  36. ^
  37. ^ Black, J. C.; Layoff, T. "Summer of 1995 -Mailbox Temperature Excursions in St. Louis" (PDF). US FDA Division of Drug Analysis. Retrieved October 31, 2015. 
  38. ^ (PDF) Retrieved 28 January 2018.  Missing or empty |title= (help)
  39. ^ Eban, Katherine (October 28, 2013). "Painful Prescription". Fortune Magazine. 
  40. ^ a b Stan Finkelstein; Peter Temin (2008). Reasonable Rx: Solving the Drug Price Crisis. FT Press. Upper Saddle River, New Jersey, USA. p. 208. ISBN 978-0-132344494. 
  41. ^ "Newsletter" (PDF), Mississippi Board of Pharmacy, Madison, MS, April 2012, retrieved October 31, 2015 
  42. ^ Schouten, F. (July 29, 2009), "Lobbyists battle over drug sales", USA Today, retrieved October 31, 2015 
  43. ^ "Our view on generic medications: Drugmakers seek excessive monopolies on 'biologics'", USA Today, August 12, 2009, retrieved October 31, 2015 

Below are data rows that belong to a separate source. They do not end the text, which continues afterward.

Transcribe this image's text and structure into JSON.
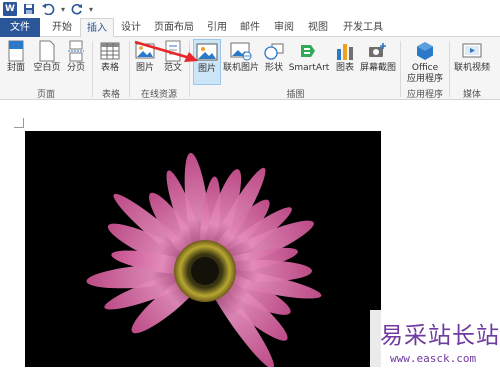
{
  "app": {
    "logo_letter": "W",
    "qat_dropdown": "▾"
  },
  "tabs": [
    {
      "label": "文件"
    },
    {
      "label": "开始"
    },
    {
      "label": "插入"
    },
    {
      "label": "设计"
    },
    {
      "label": "页面布局"
    },
    {
      "label": "引用"
    },
    {
      "label": "邮件"
    },
    {
      "label": "审阅"
    },
    {
      "label": "视图"
    },
    {
      "label": "开发工具"
    }
  ],
  "ribbon": {
    "buttons": {
      "cover": "封面",
      "blank_page": "空白页",
      "page_break": "分页",
      "table": "表格",
      "picture": "图片",
      "template": "范文",
      "picture_selected": "图片",
      "online_picture": "联机图片",
      "shapes": "形状",
      "smartart": "SmartArt",
      "chart": "图表",
      "screenshot": "屏幕截图",
      "office_apps_line1": "Office",
      "office_apps_line2": "应用程序",
      "online_video": "联机视频"
    },
    "groups": {
      "pages": "页面",
      "tables": "表格",
      "online_resources": "在线资源",
      "illustrations": "插图",
      "apps": "应用程序",
      "media": "媒体"
    }
  },
  "watermark": {
    "title": "易采站长站",
    "url": "www.easck.com"
  },
  "colors": {
    "brand": "#2b579a",
    "arrow": "#e8262a",
    "selected": "#cde6f7",
    "watermark": "#6f3a9f"
  }
}
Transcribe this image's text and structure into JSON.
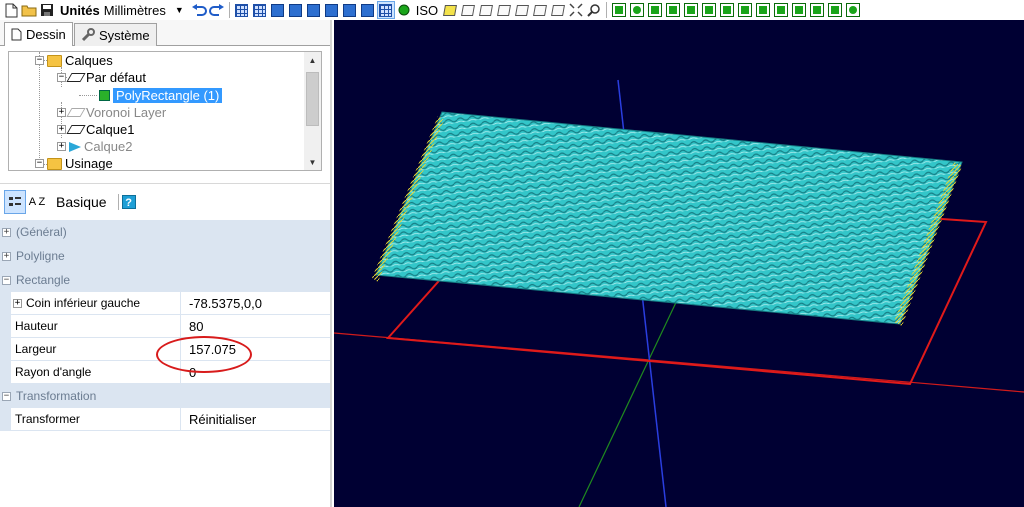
{
  "toolbar": {
    "units_label": "Unités",
    "units_value": "Millimètres",
    "iso_label": "ISO"
  },
  "tabs": [
    {
      "label": "Dessin",
      "icon": "document-icon",
      "active": true
    },
    {
      "label": "Système",
      "icon": "wrench-icon",
      "active": false
    }
  ],
  "tree": {
    "calques": "Calques",
    "par_defaut": "Par défaut",
    "polyrectangle": "PolyRectangle (1)",
    "voronoi": "Voronoi Layer",
    "calque1": "Calque1",
    "calque2": "Calque2",
    "usinage": "Usinage"
  },
  "properties_toolbar": {
    "sort_alpha_label": "A Z",
    "mode_label": "Basique",
    "help_label": "?"
  },
  "properties": {
    "general": "(Général)",
    "polyligne": "Polyligne",
    "rectangle": "Rectangle",
    "transformation": "Transformation",
    "rows": {
      "coin": {
        "name": "Coin inférieur gauche",
        "value": "-78.5375,0,0"
      },
      "hauteur": {
        "name": "Hauteur",
        "value": "80"
      },
      "largeur": {
        "name": "Largeur",
        "value": "157.075"
      },
      "rayon": {
        "name": "Rayon d'angle",
        "value": "0"
      },
      "transformer": {
        "name": "Transformer",
        "value": "Réinitialiser"
      }
    }
  },
  "colors": {
    "viewport_bg": "#000033",
    "surface": "#33c6c9",
    "surface_dark": "#167d84",
    "outline": "#e01a1a",
    "axis_x": "#d11b1b",
    "axis_y": "#1f8a1f",
    "axis_z": "#2a3ee0",
    "edge_hatch": "#e8d530"
  }
}
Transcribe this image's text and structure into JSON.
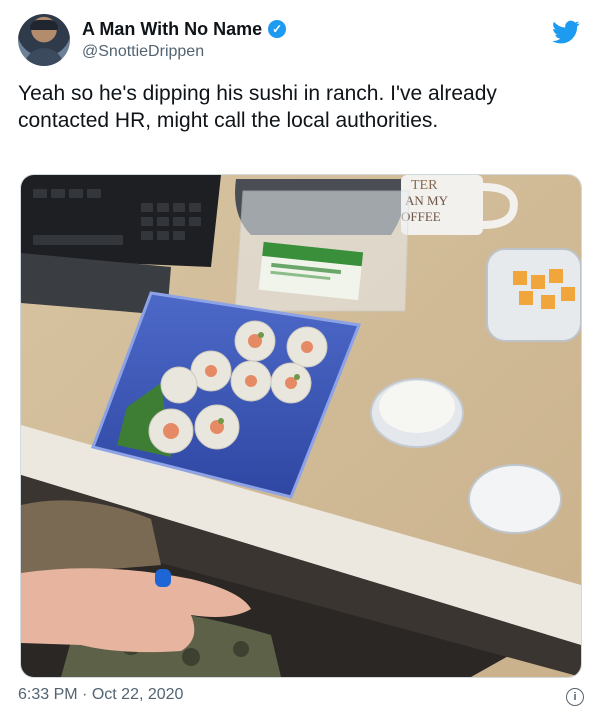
{
  "tweet": {
    "display_name": "A Man With No Name",
    "handle": "@SnottieDrippen",
    "text": "Yeah so he's dipping his sushi in ranch. I've already contacted HR, might call the local authorities.",
    "time": "6:33 PM",
    "separator": "·",
    "date": "Oct 22, 2020"
  },
  "photo": {
    "mug_text_line1": "TER",
    "mug_text_line2": "AN MY",
    "mug_text_line3": "OFFEE"
  },
  "icons": {
    "verified": "verified-badge-icon",
    "twitter": "twitter-bird-icon",
    "info": "info-icon"
  },
  "colors": {
    "accent": "#1d9bf0",
    "secondary_text": "#536471",
    "primary_text": "#0f1419"
  }
}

  44. ^ "Follow-on Biologic Drug Competition", Federal Trade Commission, June 2009, retrieved October 31, 2015 

External links[edit]